***** Material supplied

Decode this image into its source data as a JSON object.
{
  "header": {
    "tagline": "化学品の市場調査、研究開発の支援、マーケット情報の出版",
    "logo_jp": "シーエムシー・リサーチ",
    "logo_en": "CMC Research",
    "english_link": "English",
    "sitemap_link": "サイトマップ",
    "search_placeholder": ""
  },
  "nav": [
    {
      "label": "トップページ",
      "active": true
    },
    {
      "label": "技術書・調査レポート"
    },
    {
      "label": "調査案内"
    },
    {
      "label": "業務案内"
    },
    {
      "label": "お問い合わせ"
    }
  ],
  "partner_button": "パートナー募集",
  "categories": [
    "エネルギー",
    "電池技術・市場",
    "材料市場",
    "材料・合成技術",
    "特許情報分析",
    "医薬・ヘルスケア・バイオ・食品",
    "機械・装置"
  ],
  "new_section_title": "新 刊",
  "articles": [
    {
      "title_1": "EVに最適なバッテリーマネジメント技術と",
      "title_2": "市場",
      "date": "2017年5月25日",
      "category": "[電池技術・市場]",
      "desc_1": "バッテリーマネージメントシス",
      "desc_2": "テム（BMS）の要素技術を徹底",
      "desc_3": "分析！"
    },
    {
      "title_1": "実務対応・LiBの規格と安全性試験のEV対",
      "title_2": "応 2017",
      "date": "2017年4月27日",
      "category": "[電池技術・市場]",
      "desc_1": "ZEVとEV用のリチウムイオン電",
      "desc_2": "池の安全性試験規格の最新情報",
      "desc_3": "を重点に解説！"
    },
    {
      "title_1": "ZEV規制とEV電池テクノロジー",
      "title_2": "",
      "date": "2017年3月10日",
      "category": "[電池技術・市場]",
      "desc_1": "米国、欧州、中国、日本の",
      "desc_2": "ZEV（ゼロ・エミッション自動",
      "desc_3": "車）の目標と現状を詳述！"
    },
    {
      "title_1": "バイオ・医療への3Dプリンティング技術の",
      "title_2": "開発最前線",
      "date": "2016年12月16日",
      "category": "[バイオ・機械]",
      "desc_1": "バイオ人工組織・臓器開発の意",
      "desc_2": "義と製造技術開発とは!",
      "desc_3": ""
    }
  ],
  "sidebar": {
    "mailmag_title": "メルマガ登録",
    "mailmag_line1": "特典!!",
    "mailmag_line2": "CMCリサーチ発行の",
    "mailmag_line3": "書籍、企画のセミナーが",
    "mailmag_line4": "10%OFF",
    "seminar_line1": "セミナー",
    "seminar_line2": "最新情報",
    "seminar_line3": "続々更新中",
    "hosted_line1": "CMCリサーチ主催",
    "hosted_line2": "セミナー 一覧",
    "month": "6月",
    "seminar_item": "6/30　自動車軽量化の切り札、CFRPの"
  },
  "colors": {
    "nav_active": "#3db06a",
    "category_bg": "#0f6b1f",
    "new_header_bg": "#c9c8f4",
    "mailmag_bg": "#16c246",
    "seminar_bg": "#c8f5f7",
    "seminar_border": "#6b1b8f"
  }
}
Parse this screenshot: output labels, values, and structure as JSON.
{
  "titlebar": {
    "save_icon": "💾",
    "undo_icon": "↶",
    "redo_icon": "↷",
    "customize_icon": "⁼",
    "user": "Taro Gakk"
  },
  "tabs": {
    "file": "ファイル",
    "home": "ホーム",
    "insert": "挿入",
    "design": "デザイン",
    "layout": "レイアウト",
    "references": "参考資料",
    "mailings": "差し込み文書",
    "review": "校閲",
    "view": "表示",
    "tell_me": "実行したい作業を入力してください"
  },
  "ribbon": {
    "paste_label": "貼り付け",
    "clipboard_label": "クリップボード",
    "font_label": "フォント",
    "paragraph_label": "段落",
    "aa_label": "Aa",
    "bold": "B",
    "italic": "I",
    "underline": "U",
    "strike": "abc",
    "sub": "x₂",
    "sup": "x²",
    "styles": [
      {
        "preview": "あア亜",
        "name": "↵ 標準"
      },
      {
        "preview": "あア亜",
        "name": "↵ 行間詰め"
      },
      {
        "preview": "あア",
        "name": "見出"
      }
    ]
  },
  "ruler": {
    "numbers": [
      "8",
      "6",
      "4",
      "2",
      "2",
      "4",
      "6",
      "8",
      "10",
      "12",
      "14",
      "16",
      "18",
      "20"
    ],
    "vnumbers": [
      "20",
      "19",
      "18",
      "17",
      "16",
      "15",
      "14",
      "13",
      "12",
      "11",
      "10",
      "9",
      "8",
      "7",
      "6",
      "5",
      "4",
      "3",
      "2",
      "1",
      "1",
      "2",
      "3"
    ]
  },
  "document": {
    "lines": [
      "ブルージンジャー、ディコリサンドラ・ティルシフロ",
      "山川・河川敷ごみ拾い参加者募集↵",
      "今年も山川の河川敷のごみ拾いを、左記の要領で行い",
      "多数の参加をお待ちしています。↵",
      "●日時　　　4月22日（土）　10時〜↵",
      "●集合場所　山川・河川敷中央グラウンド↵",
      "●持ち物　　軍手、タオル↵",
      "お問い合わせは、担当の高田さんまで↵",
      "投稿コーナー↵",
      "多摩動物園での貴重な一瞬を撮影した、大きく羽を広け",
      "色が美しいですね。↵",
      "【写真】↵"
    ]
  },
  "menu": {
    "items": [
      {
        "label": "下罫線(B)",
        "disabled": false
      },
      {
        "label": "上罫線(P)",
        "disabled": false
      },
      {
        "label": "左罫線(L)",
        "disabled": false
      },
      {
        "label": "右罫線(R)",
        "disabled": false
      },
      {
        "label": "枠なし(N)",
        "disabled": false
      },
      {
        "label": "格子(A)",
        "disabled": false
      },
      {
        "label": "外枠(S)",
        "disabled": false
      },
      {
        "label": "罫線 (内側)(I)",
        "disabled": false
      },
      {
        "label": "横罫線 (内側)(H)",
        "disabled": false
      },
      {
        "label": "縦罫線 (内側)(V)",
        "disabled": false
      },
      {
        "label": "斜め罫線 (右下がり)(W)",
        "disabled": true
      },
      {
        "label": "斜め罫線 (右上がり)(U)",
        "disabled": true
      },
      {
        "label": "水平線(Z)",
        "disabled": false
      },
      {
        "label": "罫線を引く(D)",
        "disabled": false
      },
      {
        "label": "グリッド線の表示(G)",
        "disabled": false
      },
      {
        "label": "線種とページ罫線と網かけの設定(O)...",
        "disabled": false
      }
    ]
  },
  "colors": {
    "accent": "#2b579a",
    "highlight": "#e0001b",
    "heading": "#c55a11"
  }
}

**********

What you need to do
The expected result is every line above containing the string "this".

Written solution
Decode this image into its source data as a JSON object.
Parse this screenshot: output labels, values, and structure as JSON.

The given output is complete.